:: ENVIRONMENTAL PHOTOGRAPHYby Ingrid Taylar[full bio at my blog] A portion of all sales of my work is donated to wildlife and animal rescue groups. Proceeds currently benefit Mickacoo Pigeon & Dove Rescue.
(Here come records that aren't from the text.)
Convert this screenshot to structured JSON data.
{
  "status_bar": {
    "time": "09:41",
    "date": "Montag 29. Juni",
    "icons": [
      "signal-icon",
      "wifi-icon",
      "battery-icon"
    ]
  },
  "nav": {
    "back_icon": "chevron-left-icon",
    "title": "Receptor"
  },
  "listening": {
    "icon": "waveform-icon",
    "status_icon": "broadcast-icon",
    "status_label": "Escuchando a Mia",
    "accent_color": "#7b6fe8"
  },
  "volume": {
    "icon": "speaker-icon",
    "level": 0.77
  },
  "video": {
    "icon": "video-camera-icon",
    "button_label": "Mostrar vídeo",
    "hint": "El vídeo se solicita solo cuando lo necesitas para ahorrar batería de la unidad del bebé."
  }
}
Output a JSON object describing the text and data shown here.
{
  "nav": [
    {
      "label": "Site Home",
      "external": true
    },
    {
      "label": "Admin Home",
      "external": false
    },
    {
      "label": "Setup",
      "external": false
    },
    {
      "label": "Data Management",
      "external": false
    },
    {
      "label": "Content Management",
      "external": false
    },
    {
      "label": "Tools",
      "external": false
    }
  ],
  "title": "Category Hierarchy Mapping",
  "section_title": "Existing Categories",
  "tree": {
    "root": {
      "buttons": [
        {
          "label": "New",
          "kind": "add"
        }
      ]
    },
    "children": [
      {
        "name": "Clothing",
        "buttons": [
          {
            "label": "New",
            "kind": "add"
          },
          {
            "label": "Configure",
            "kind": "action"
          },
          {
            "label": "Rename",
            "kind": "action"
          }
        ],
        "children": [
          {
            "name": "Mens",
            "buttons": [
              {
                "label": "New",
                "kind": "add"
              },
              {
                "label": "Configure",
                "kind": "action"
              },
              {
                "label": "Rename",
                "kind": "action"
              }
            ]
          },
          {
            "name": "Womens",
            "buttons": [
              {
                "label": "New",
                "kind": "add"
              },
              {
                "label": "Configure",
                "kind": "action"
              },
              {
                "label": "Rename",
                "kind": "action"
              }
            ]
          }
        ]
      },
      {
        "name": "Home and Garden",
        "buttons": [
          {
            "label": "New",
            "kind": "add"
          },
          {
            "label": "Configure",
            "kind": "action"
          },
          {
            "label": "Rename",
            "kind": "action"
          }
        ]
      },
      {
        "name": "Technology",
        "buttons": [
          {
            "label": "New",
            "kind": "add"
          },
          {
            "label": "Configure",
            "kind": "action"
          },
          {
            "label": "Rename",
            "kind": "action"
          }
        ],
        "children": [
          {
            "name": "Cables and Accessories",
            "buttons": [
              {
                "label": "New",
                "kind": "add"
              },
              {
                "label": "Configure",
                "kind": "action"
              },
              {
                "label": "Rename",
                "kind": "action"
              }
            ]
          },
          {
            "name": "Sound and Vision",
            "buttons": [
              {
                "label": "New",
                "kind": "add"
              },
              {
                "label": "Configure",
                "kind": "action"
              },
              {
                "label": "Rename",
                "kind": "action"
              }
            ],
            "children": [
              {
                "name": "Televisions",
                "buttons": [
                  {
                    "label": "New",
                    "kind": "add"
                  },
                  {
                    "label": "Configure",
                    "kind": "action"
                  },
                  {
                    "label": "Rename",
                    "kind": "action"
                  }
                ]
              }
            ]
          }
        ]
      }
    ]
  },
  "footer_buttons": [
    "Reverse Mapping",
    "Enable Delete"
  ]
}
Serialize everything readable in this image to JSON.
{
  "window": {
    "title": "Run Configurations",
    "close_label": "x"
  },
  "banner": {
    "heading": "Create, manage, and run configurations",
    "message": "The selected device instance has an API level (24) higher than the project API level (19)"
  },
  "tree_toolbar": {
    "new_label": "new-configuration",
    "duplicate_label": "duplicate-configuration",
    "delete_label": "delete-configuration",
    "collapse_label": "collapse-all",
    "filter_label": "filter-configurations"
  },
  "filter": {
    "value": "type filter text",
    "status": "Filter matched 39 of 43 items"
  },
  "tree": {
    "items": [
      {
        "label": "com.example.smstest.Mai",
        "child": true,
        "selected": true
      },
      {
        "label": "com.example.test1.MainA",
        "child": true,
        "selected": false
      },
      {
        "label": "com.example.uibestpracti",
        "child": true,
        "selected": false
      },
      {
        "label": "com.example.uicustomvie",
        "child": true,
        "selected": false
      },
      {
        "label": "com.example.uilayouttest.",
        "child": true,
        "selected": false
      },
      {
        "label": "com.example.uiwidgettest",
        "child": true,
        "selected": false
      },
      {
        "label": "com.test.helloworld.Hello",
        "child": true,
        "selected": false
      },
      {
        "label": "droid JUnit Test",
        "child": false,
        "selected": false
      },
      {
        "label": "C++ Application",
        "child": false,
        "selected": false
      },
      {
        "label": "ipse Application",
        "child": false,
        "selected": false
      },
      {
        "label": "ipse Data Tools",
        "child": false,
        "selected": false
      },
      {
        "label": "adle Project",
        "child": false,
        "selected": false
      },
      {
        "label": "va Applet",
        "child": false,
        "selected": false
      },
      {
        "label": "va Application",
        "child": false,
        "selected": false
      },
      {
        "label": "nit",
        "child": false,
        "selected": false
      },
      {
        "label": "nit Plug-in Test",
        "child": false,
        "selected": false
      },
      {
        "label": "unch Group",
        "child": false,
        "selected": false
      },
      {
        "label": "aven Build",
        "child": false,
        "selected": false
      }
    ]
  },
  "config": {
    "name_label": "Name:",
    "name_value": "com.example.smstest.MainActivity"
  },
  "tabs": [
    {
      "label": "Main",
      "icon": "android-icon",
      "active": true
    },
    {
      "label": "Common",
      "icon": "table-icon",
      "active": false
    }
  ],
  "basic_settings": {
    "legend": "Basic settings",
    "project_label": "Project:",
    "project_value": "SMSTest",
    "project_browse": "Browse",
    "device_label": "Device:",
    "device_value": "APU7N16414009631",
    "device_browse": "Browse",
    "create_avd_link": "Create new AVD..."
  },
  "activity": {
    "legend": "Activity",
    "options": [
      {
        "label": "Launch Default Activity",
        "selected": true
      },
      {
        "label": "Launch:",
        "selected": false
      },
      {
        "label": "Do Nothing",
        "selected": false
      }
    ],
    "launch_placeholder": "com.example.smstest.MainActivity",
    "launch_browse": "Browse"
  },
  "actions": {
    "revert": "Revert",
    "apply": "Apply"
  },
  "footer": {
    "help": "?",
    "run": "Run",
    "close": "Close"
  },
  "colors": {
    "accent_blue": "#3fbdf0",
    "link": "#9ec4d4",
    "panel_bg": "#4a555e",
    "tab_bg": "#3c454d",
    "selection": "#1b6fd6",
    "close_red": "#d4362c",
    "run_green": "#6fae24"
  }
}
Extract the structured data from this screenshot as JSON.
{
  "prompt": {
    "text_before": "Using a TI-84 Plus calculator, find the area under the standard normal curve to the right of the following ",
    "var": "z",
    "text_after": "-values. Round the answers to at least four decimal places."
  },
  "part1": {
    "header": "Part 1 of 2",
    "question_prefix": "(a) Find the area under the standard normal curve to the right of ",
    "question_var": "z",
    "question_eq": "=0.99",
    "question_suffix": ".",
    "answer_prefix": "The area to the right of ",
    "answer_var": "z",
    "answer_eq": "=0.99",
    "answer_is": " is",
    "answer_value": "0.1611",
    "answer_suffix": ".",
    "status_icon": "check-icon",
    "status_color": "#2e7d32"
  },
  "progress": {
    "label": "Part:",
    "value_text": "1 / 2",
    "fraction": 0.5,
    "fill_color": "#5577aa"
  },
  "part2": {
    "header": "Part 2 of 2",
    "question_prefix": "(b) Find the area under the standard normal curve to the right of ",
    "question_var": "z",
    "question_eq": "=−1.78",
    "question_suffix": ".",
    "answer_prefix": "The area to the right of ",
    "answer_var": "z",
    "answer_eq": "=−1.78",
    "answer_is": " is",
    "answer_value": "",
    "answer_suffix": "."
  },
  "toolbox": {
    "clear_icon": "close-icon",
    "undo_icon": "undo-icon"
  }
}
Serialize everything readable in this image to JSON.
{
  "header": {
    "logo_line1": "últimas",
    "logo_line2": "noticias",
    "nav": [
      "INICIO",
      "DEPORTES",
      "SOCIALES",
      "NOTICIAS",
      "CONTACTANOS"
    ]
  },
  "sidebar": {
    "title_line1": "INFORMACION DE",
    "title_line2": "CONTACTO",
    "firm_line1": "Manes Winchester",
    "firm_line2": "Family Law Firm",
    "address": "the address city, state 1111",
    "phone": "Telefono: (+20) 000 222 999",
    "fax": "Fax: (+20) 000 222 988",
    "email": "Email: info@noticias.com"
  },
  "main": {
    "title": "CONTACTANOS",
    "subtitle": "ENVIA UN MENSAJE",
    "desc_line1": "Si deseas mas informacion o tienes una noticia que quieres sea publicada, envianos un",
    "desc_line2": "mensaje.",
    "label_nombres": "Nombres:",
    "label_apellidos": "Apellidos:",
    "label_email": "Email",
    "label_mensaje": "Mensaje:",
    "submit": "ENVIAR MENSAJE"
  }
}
I love photographing both the wild and the urban -- the visions and experiences that paint my world. I consider my photography environmental in the sense that my photos are situational, often but not always nature-oriented, and related to my whereabouts on any given day. At a young age, I saw the Aurora Borealis from a jet, and that set me up to expect outrageous phenomena from the sky and sand -- phenomena like thousands of tundra swans and snow geese brushing alabaster across the horizon . . . or a giant herd of elk grazing and bugling under Colorado snow drops . . . or the pulse of an orca pod stirring the waters beneath.:: BIO IN BRIEFI'm a researcher for a bestselling author and also a freelance writer. My volunteer work in wildlife rehabilitation fueled my passion for photography, and my method is self taught, an ongoing curriculum. My lifelong engagement with animals continues to form my creative and visual narrative. I've taken disaster relief training with Emergency Animal Rescue Services, trained as a volunteer rehabilitator at a Bay Area wildlife hospital, acquired Hazwoper certification to work with wildlife in oil spill events, and regularly take classes to enhance my skills and knowledge in a variety of areas. I'm also co-founder of The Wildlife Conservation Stamp Project, a grassroots endeavor to promote a birders' and photographers' stamp for our National Wildlife Refuges.:: MY METHODThe well-being of my animal subjects -- both wild and domestic -- is more important to me than any image. That principle guides my photography. You can read my more detailed philosophy here.My intent is to freeze a moment, a scene, an inspiration or an emotion in such a way that you might see what I saw in that blip of time and space. In the process, I hope to impart the animal's individuality and personality, while also stressing the importance of preserving and conserving a wild world where these animals can thrive.:: MY BLOGThe Wild Beat:: WILDLIFE PHOTOGRAPHY ETHICSNorth American Nature Photography guidelinesI photograph with a telephoto lens (600mm equivalent, four-thirds Olympus system) and do my best not to disrupt natural behavior. My preferred method is to set up at a distance from the animals and remain as unobtrusive as possible. I watch for signs of agitation and back off if I see them. I am especially cautious about photographing young animals and nesting areas. I generally don’t do it because I’m concerned about interrupting feeding behavior or alerting predators to the nest area. There are certain situations — like Cliff Swallow colonies or Osprey nests -- where with adequate distance, the birds aren't generally disturbed by short-term presence. Again, I use my best judgment and err on the side of safety in all circumstances.Unless otherwise indicated, all of my photos are taken of animals in their natural habitats. If I photograph an animal in a captive setting (wildlife rehab facility, etc.) I indicate “captive” in the photo description. I do not bait or otherwise lure animals for photos with devices like audio recordings. Occasionally, I will take some images of songbirds in a home garden or park setting, near existing bird feeders and, if so, will indicate this in the caption.
- “When we contemplate the whole globe as one great dewdrop, striped and dotted with continents and islands, flying through space with other stars all singing and shining together as one, the whole universe appears as an infinite storm of beauty.” ~ John Muir